== Segment start ==

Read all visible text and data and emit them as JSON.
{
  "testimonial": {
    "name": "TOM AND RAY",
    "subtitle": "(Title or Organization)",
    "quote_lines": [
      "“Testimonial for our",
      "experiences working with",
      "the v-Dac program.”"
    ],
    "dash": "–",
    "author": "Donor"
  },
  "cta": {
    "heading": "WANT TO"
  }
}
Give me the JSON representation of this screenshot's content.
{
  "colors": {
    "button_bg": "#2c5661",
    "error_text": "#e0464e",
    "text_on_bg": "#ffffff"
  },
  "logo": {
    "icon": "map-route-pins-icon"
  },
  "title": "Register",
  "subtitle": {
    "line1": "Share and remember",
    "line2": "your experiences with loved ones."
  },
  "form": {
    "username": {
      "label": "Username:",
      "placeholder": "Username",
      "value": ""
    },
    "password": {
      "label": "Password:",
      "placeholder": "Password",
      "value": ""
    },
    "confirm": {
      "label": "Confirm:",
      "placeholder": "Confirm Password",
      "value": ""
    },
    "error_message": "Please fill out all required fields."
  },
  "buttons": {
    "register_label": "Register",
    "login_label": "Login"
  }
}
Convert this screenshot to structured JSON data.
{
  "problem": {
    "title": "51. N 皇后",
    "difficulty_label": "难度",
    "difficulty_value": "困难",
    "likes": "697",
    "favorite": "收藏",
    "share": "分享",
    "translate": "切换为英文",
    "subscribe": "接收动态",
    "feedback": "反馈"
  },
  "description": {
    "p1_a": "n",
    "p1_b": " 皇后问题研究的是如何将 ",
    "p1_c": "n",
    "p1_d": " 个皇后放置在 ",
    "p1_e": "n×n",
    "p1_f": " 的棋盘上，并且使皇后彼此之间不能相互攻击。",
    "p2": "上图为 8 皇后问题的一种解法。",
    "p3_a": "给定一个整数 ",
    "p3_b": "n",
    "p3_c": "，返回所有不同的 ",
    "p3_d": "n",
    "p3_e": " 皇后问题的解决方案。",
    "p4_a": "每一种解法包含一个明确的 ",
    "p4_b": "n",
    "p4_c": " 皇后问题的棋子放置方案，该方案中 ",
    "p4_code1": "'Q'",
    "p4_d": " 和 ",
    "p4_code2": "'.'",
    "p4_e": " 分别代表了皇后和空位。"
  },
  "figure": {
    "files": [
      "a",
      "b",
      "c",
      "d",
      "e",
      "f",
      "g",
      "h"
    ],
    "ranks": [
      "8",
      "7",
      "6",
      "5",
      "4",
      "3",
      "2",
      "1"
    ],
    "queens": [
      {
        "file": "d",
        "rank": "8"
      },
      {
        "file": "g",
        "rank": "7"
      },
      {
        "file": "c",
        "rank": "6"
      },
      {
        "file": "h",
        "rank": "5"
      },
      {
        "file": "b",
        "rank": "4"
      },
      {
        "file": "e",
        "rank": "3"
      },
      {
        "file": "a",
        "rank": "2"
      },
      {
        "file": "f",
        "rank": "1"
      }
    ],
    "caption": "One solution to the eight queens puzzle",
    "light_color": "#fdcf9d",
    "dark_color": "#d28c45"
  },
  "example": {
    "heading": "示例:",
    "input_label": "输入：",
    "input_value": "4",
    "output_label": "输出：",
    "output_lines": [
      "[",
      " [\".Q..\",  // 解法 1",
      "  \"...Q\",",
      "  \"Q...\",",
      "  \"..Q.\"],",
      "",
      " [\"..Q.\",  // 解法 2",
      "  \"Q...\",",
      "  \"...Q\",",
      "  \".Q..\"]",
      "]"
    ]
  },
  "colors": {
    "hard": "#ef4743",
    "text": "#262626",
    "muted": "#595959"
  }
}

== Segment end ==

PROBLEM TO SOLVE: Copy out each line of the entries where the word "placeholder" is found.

RESULT OF THIS TASK:
      "placeholder": "Username",
      "placeholder": "Password",
      "placeholder": "Confirm Password",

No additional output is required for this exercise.